Moulton rankled some local fishermen and advocates during the primary when he used the word "handout" when discussing the federal disaster relief to groundfishermen and raised some eyebrows when he said he would have voted for the aid package only because it was "the only thing on the table."
Then there was the dispatching of Tierney in the primary, which removed one of the groundfishermen's most ardent supporters.
Tierney has carried a lot of water for the fishermen in his 18 years on Capitol Hill, on issues ranging from the reauthorization of the Magnuson-Stevens Act to the ongoing distribution of the approximately $14.5 million Massachusetts received from the $75 million Congress appropriated in January. Tierney played a pivotal role in securing those funds.
The fishermen's respect for Tierney was evident in each reference to his work. But there also seemed to be respect for Moulton's willingness to try to understand the complexities of fishery management and the direct impact the federally declared fishing disaster has had on the Gloucester fleet and community.
There were nods of approval when he mentioned that --again, if elected -- he would make time to go out on the boats to see exactly what the fishermen are encountering on the water.
"When you're a platoon commander in the Marines, you don't go and check on your lines at noon," Moulton said, referring to his four tours as a Marine officer in Iraq. "You check at 2 o'clock or 3 o'clock in the morning."
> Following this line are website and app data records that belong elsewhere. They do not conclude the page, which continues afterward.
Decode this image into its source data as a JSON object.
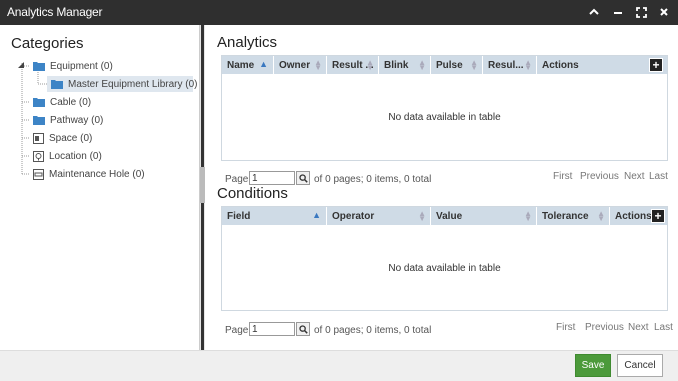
{
  "window": {
    "title": "Analytics Manager",
    "controls": [
      "chevron-up-icon",
      "minimize-icon",
      "maximize-icon",
      "close-icon"
    ]
  },
  "categories": {
    "heading": "Categories",
    "items": [
      {
        "label": "Equipment (0)",
        "icon": "folder-icon"
      },
      {
        "label": "Master Equipment Library (0)",
        "icon": "folder-icon",
        "selected": true
      },
      {
        "label": "Cable (0)",
        "icon": "folder-icon"
      },
      {
        "label": "Pathway (0)",
        "icon": "folder-icon"
      },
      {
        "label": "Space (0)",
        "icon": "space-icon"
      },
      {
        "label": "Location (0)",
        "icon": "location-icon"
      },
      {
        "label": "Maintenance Hole (0)",
        "icon": "maintenance-hole-icon"
      }
    ]
  },
  "analytics": {
    "heading": "Analytics",
    "columns": [
      "Name",
      "Owner",
      "Result ...",
      "Blink",
      "Pulse",
      "Resul...",
      "Actions"
    ],
    "empty_message": "No data available in table",
    "pager": {
      "page_label": "Page",
      "page_value": "1",
      "summary": "of 0 pages; 0 items, 0 total",
      "first": "First",
      "previous": "Previous",
      "next": "Next",
      "last": "Last"
    }
  },
  "conditions": {
    "heading": "Conditions",
    "columns": [
      "Field",
      "Operator",
      "Value",
      "Tolerance",
      "Actions"
    ],
    "empty_message": "No data available in table",
    "pager": {
      "page_label": "Page",
      "page_value": "1",
      "summary": "of 0 pages; 0 items, 0 total",
      "first": "First",
      "previous": "Previous",
      "next": "Next",
      "last": "Last"
    }
  },
  "footer": {
    "save_label": "Save",
    "cancel_label": "Cancel"
  },
  "colors": {
    "titlebar": "#2f2f2f",
    "grid_header": "#cfdbe6",
    "folder": "#3d84c6",
    "save": "#4c9a3b"
  }
}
There also seemed to be an appreciation for his quiet manner and intent method of listening that he strayed from only to ask pointed questions or answer a direct question from one of the assembled.
"I liked what I saw tonight," longtime fisherman Joe Orlando said after the roughly 90-minute meeting ended. "I think he did good."
Moulton certainly got an earful about NOAA and the federal system set up for managing the nation's fisheries.
"It's a very broken system," said coalition executive director Jackie Odell. "It's worse than it was before."
During a discussion on the federal regulation wielded by NOAA, Moulton asked what the ratio of Gloucester-based NOAA employees is to the number of groundfishermen still active in the fleet and was told it's about 7-to-1.
He asked for insight into how stock assessments currently are done and how the science might be improved.
Upon hearing first-person accounts of how the fishermen have been victimized by NOAA scientific policies and harsh regulation, Moulton, who holds a bachelors in physics among his three Harvard degrees, interjected: "That not just unfair, but totally unscientific."
The conversation was wide-ranging, detailing fishing life under policies that have resulted in increasing area closures and slashed quotas, and hovering right on the horizon, the specter of emergency measures for Gulf of Maine cod that will eat even further into the fishermen's ability to ply their trade.
"These areas have been closed for the purpose of making fishermen less efficient," Vito Giacalone, the coalition's policy director, told Moulton.
Longtime Gloucester groundfisherman Al Cottone pointedly told Moulton "you are meeting with us at our darkest hour" because of a system he described as intentionally designed to shrink the groundfish fleet.
"What we need now is a champion," Cottone said. "We're in a desperate situation."